Wearing short shorts does not mean someone is a hooker, and she definitely didn't deserve that name from you. What can you tell when you see someone wearing shorts (man or woman)? That it's hot and they felt like wearing it. Literally, that's it. I didn't think glancing at a teenage girl's clothing was sufficient enough to cast aspersions on her morality.

WHY are you sexualizing women's bodies so much? The media does it enough for us. Some stupid politicians do it for us. Weird rapping music stars do it for us. You're a woman so many look up to and respect in the social media scene and yet, you chose to shame a girl for her choices.

To top it off, this is the description you used to post it on Facebook:

Source: Official Facebook page of Baby Sideburns

Skanky slutbag. Wow. I'm younger than you and have probably never heard that phrase in my life but kudos to you for calling a teenage girl that on your Facebook page with nearly 200K followers.

What a girl chooses to wear is her business. Not yours, not mine. But hers alone. If her clothing bothered you so much, you should have just looked away. But you decided to write a blog post about how judgmental you are on a teenager's clothing.

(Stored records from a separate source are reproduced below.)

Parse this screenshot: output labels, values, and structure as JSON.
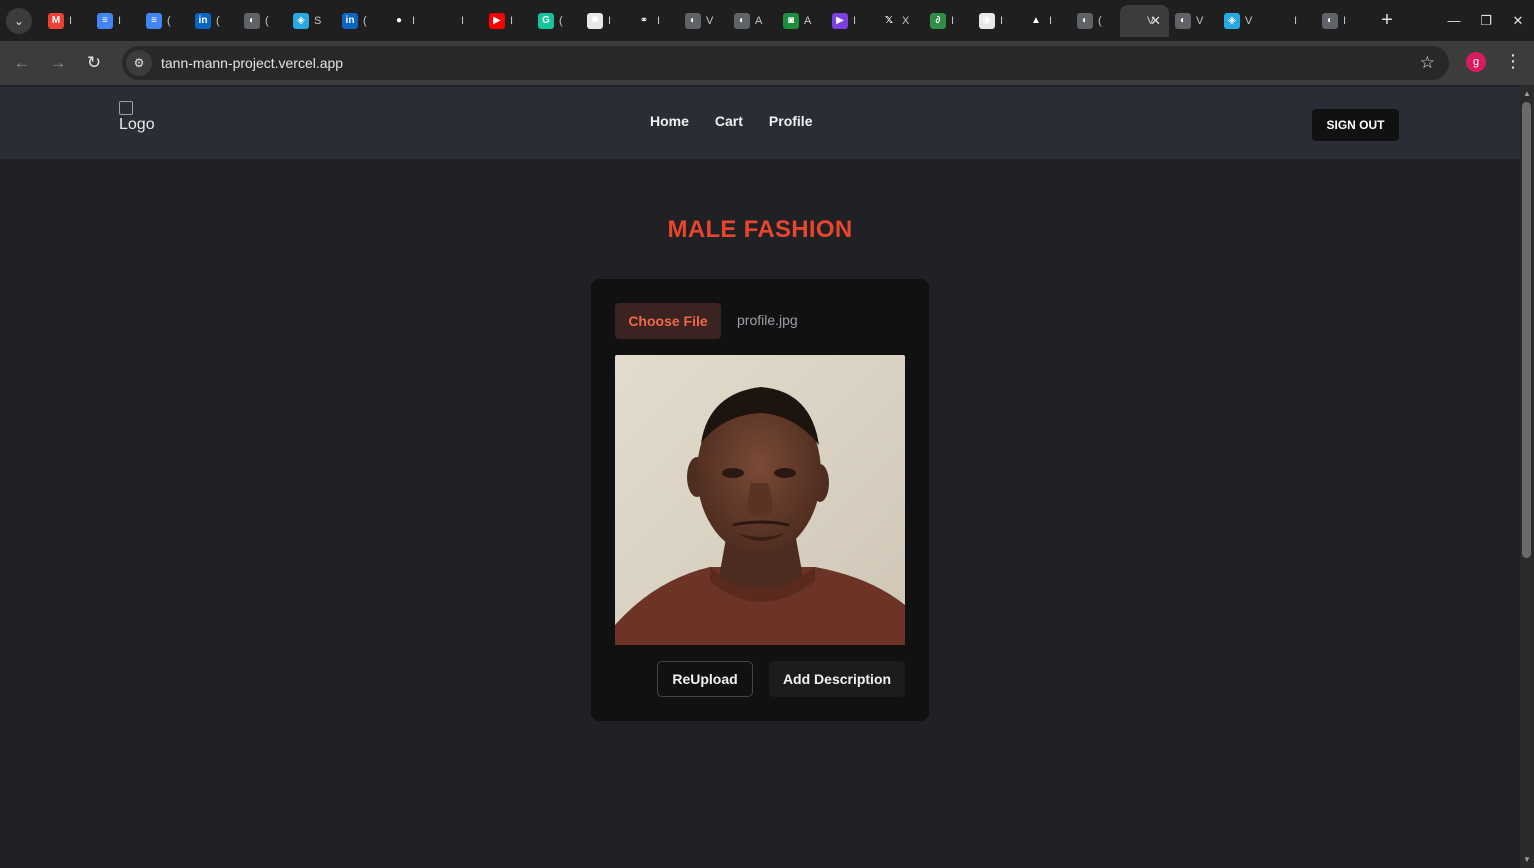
{
  "browser": {
    "tabs": [
      {
        "icon": "gmail-icon",
        "color": "#ea4335",
        "glyph": "M",
        "title": "I"
      },
      {
        "icon": "docs-icon",
        "color": "#4285f4",
        "glyph": "≡",
        "title": "I"
      },
      {
        "icon": "docs-icon",
        "color": "#4285f4",
        "glyph": "≡",
        "title": "("
      },
      {
        "icon": "linkedin-icon",
        "color": "#0a66c2",
        "glyph": "in",
        "title": "("
      },
      {
        "icon": "globe-icon",
        "color": "#5f6368",
        "glyph": "◐",
        "title": "("
      },
      {
        "icon": "app-icon",
        "color": "#29a9e1",
        "glyph": "◈",
        "title": "S"
      },
      {
        "icon": "linkedin-icon",
        "color": "#0a66c2",
        "glyph": "in",
        "title": "("
      },
      {
        "icon": "github-icon",
        "color": "#1f1f1f",
        "glyph": "●",
        "title": "I"
      },
      {
        "icon": "blank-icon",
        "color": "#1f1f1f",
        "glyph": "",
        "title": "I"
      },
      {
        "icon": "youtube-icon",
        "color": "#ff0000",
        "glyph": "▶",
        "title": "I"
      },
      {
        "icon": "grammarly-icon",
        "color": "#15c39a",
        "glyph": "G",
        "title": "("
      },
      {
        "icon": "openai-icon",
        "color": "#e8e8e8",
        "glyph": "✺",
        "title": "I"
      },
      {
        "icon": "link-icon",
        "color": "#1f1f1f",
        "glyph": "⚭",
        "title": "I"
      },
      {
        "icon": "globe-icon",
        "color": "#5f6368",
        "glyph": "◐",
        "title": "V"
      },
      {
        "icon": "globe-icon",
        "color": "#5f6368",
        "glyph": "◐",
        "title": "A"
      },
      {
        "icon": "android-icon",
        "color": "#1e8e3e",
        "glyph": "◙",
        "title": "A"
      },
      {
        "icon": "video-icon",
        "color": "#7b3fe4",
        "glyph": "▶",
        "title": "I"
      },
      {
        "icon": "x-icon",
        "color": "#1f1f1f",
        "glyph": "𝕏",
        "title": "X"
      },
      {
        "icon": "gfg-icon",
        "color": "#2f8d46",
        "glyph": "∂",
        "title": "I"
      },
      {
        "icon": "chrome-icon",
        "color": "#e8e8e8",
        "glyph": "◉",
        "title": "I"
      },
      {
        "icon": "vercel-icon",
        "color": "#1f1f1f",
        "glyph": "▲",
        "title": "I"
      },
      {
        "icon": "globe-icon",
        "color": "#5f6368",
        "glyph": "◐",
        "title": "("
      },
      {
        "icon": "blank-icon",
        "color": "#3c3c3c",
        "glyph": "",
        "title": "V",
        "active": true
      },
      {
        "icon": "globe-icon",
        "color": "#5f6368",
        "glyph": "◐",
        "title": "V"
      },
      {
        "icon": "app-icon",
        "color": "#29a9e1",
        "glyph": "◈",
        "title": "V"
      },
      {
        "icon": "blank-icon",
        "color": "#1f1f1f",
        "glyph": "",
        "title": "I"
      },
      {
        "icon": "globe-icon",
        "color": "#5f6368",
        "glyph": "◐",
        "title": "I"
      }
    ],
    "url": "tann-mann-project.vercel.app",
    "profile_initial": "g"
  },
  "site": {
    "logo_alt": "Logo",
    "nav": {
      "home": "Home",
      "cart": "Cart",
      "profile": "Profile"
    },
    "signout": "SIGN OUT",
    "title": "MALE FASHION"
  },
  "upload": {
    "choose_label": "Choose File",
    "file_name": "profile.jpg",
    "reupload_label": "ReUpload",
    "add_description_label": "Add Description"
  },
  "colors": {
    "accent": "#e8452c",
    "nav_bg": "#2a2d35",
    "page_bg": "#202124"
  }
}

The world isn't safe for girls, I agree. But what you're effectively communicating with this blog post is that a woman who wears less clothes isn't worthy of respect, isn't worthy of a man, and this might loosely translate into "Rape is caused when women dress provocatively". Not for you, not for me, but for someone else, it might.

The message shouldn't be "Cover yourself up". The message should be "Respect everyone equally". The more you propagate the former message, the more you let your kids and people around you believe that women's clothing is linked to morality, to promiscuity, to rapes and ultimately make them believe that women bring this upon themselves because of the clothes they wear.

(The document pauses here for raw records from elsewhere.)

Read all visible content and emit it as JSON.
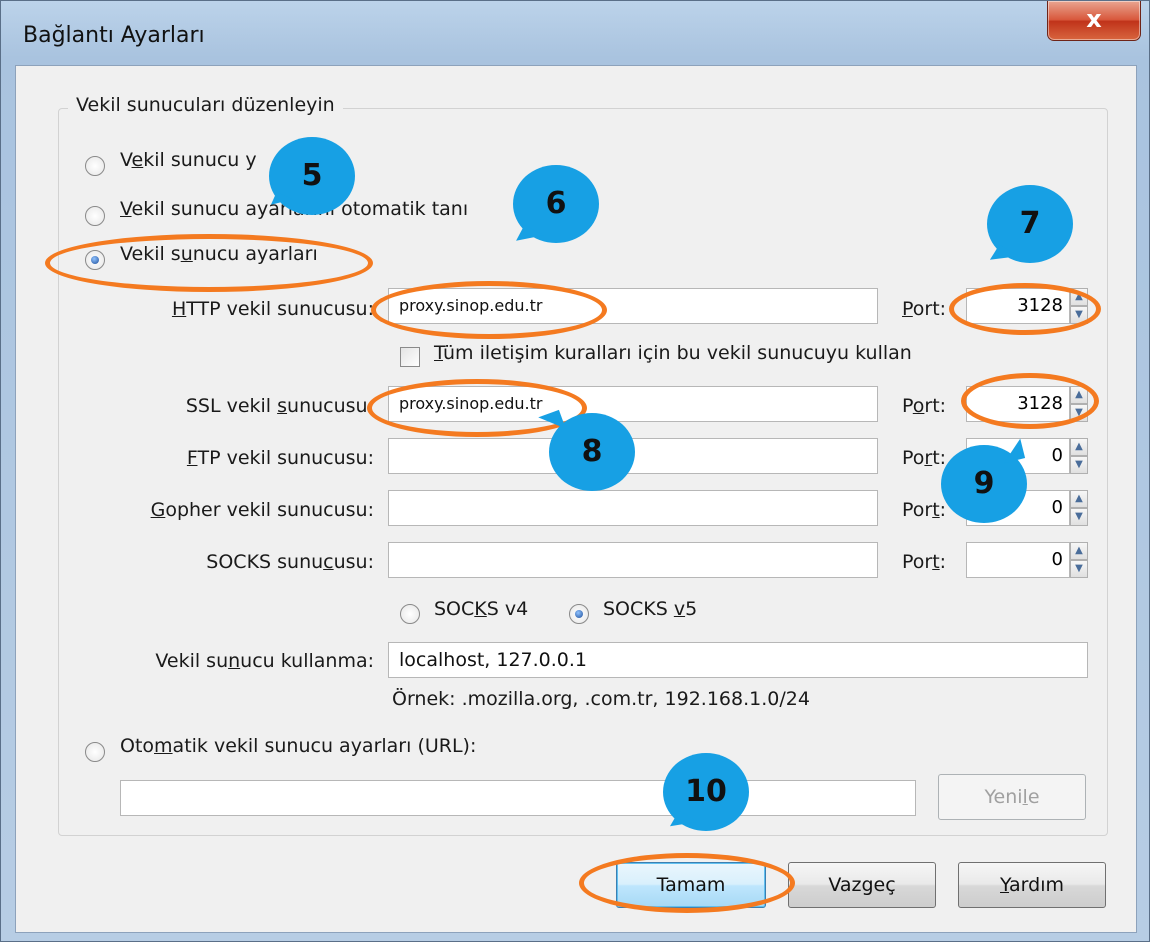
{
  "window": {
    "title": "Bağlantı Ayarları",
    "close_glyph": "x"
  },
  "group": {
    "legend": "Vekil sunucuları düzenleyin"
  },
  "radios": {
    "no_proxy": {
      "pre": "V",
      "ul": "e",
      "post": "kil sunucu y",
      "selected": false
    },
    "auto_detect": {
      "pre": "",
      "ul": "V",
      "post": "ekil sunucu ayarlarını otomatik tanı",
      "selected": false
    },
    "manual": {
      "pre": "Vekil s",
      "ul": "u",
      "post": "nucu ayarları",
      "selected": true
    },
    "auto_url": {
      "pre": "Oto",
      "ul": "m",
      "post": "atik vekil sunucu ayarları (URL):",
      "selected": false
    }
  },
  "fields": {
    "http": {
      "label_ul": "H",
      "label_rest": "TTP vekil sunucusu:",
      "value": "proxy.sinop.edu.tr",
      "port_label_ul": "P",
      "port_label_rest": "ort:",
      "port": "3128"
    },
    "share_all": {
      "ul": "T",
      "rest": "üm iletişim kuralları için bu vekil sunucuyu kullan",
      "checked": false
    },
    "ssl": {
      "label_pre": "SSL vekil ",
      "label_ul": "s",
      "label_rest": "unucusu:",
      "value": "proxy.sinop.edu.tr",
      "port_label_pre": "P",
      "port_label_ul": "o",
      "port_label_rest": "rt:",
      "port": "3128"
    },
    "ftp": {
      "label_ul": "F",
      "label_rest": "TP vekil sunucusu:",
      "value": "",
      "port_label_pre": "Po",
      "port_label_ul": "r",
      "port_label_rest": "t:",
      "port": "0"
    },
    "gopher": {
      "label_ul": "G",
      "label_rest": "opher vekil sunucusu:",
      "value": "",
      "port_label_pre": "Por",
      "port_label_ul": "t",
      "port_label_rest": ":",
      "port": "0"
    },
    "socks": {
      "label_pre": "SOCKS sunu",
      "label_ul": "c",
      "label_rest": "usu:",
      "value": "",
      "port_label_pre": "Por",
      "port_label_ul": "t",
      "port_label_rest": ":",
      "port": "0"
    }
  },
  "socks_version": {
    "v4": {
      "pre": "SOC",
      "ul": "K",
      "post": "S v4",
      "selected": false
    },
    "v5": {
      "pre": "SOCKS ",
      "ul": "v",
      "post": "5",
      "selected": true
    }
  },
  "no_proxy": {
    "label_pre": "Vekil su",
    "label_ul": "n",
    "label_rest": "ucu kullanma:",
    "value": "localhost, 127.0.0.1",
    "example": "Örnek: .mozilla.org, .com.tr, 192.168.1.0/24"
  },
  "auto_url": {
    "value": "",
    "reload_pre": "Yeni",
    "reload_ul": "l",
    "reload_post": "e"
  },
  "buttons": {
    "ok": "Tamam",
    "cancel": "Vazgeç",
    "help_ul": "Y",
    "help_rest": "ardım"
  },
  "annotations": {
    "accent": "#f47a20",
    "bubble_color": "#17a0e4",
    "numbers": [
      "5",
      "6",
      "7",
      "8",
      "9",
      "10"
    ]
  }
}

You're witty, you're smart, you're beautiful. But don't choose to shame anyone for their choices in clothing (or anything for that matter). I can't remember the last time a teenage boy was shamed for wearing his pants too low but the comments on your FB thread clearly show how many people condemn a teenage girl for wearing shorts.

Shaming someone for their choices is never alright. Always, always remember that. And, while you're at that, maybe you could stand up for more women. We could do with some more solidarity.

A 25-year-old who loves to wear shorts and will wear them as long as she has legs.